-- SUPPLIED RECORDS follows --

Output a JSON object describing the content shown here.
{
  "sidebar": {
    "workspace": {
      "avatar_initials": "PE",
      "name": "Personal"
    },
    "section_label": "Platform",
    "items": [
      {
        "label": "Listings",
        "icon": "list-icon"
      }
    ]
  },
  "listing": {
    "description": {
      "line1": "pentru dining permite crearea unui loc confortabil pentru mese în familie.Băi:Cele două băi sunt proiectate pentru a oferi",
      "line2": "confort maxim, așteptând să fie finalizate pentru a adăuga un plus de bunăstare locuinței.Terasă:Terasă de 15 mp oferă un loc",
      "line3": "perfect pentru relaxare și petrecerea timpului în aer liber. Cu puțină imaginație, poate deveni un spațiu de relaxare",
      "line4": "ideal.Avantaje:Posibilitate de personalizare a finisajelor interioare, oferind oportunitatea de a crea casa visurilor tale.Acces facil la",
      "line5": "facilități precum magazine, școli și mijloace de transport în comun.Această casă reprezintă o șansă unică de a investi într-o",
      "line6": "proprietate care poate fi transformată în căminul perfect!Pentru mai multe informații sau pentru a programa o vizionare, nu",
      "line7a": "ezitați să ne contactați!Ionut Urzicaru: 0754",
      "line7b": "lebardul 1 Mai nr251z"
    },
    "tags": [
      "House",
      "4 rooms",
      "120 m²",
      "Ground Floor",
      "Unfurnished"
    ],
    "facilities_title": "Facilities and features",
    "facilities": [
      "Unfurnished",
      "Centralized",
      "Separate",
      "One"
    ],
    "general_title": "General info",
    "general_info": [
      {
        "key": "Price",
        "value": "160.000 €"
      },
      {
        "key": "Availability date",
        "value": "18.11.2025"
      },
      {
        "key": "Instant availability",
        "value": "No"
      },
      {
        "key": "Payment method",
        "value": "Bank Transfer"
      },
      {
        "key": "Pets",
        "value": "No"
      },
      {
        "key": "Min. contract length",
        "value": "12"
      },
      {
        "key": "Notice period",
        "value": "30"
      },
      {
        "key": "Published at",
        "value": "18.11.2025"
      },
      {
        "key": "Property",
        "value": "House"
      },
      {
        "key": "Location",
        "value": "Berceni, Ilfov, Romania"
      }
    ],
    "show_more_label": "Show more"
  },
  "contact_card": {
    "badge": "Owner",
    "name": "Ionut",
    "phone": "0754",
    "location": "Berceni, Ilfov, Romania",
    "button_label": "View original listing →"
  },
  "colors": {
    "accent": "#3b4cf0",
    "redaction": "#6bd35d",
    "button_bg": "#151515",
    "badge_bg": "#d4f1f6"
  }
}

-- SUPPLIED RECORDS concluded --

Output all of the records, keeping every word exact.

Output a JSON object describing the content shown here.
{
  "sidebar": {
    "workspace": {
      "avatar_initials": "PE",
      "name": "Personal"
    },
    "section_label": "Platform",
    "items": [
      {
        "label": "Listings",
        "icon": "list-icon"
      }
    ]
  },
  "listing": {
    "description": {
      "line1": "pentru dining permite crearea unui loc confortabil pentru mese în familie.Băi:Cele două băi sunt proiectate pentru a oferi",
      "line2": "confort maxim, așteptând să fie finalizate pentru a adăuga un plus de bunăstare locuinței.Terasă:Terasă de 15 mp oferă un loc",
      "line3": "perfect pentru relaxare și petrecerea timpului în aer liber. Cu puțină imaginație, poate deveni un spațiu de relaxare",
      "line4": "ideal.Avantaje:Posibilitate de personalizare a finisajelor interioare, oferind oportunitatea de a crea casa visurilor tale.Acces facil la",
      "line5": "facilități precum magazine, școli și mijloace de transport în comun.Această casă reprezintă o șansă unică de a investi într-o",
      "line6": "proprietate care poate fi transformată în căminul perfect!Pentru mai multe informații sau pentru a programa o vizionare, nu",
      "line7a": "ezitați să ne contactați!Ionut Urzicaru: 0754",
      "line7b": "lebardul 1 Mai nr251z"
    },
    "tags": [
      "House",
      "4 rooms",
      "120 m²",
      "Ground Floor",
      "Unfurnished"
    ],
    "facilities_title": "Facilities and features",
    "facilities": [
      "Unfurnished",
      "Centralized",
      "Separate",
      "One"
    ],
    "general_title": "General info",
    "general_info": [
      {
        "key": "Price",
        "value": "160.000 €"
      },
      {
        "key": "Availability date",
        "value": "18.11.2025"
      },
      {
        "key": "Instant availability",
        "value": "No"
      },
      {
        "key": "Payment method",
        "value": "Bank Transfer"
      },
      {
        "key": "Pets",
        "value": "No"
      },
      {
        "key": "Min. contract length",
        "value": "12"
      },
      {
        "key": "Notice period",
        "value": "30"
      },
      {
        "key": "Published at",
        "value": "18.11.2025"
      },
      {
        "key": "Property",
        "value": "House"
      },
      {
        "key": "Location",
        "value": "Berceni, Ilfov, Romania"
      }
    ],
    "show_more_label": "Show more"
  },
  "contact_card": {
    "badge": "Owner",
    "name": "Ionut",
    "phone": "0754",
    "location": "Berceni, Ilfov, Romania",
    "button_label": "View original listing →"
  },
  "colors": {
    "accent": "#3b4cf0",
    "redaction": "#6bd35d",
    "button_bg": "#151515",
    "badge_bg": "#d4f1f6"
  }
}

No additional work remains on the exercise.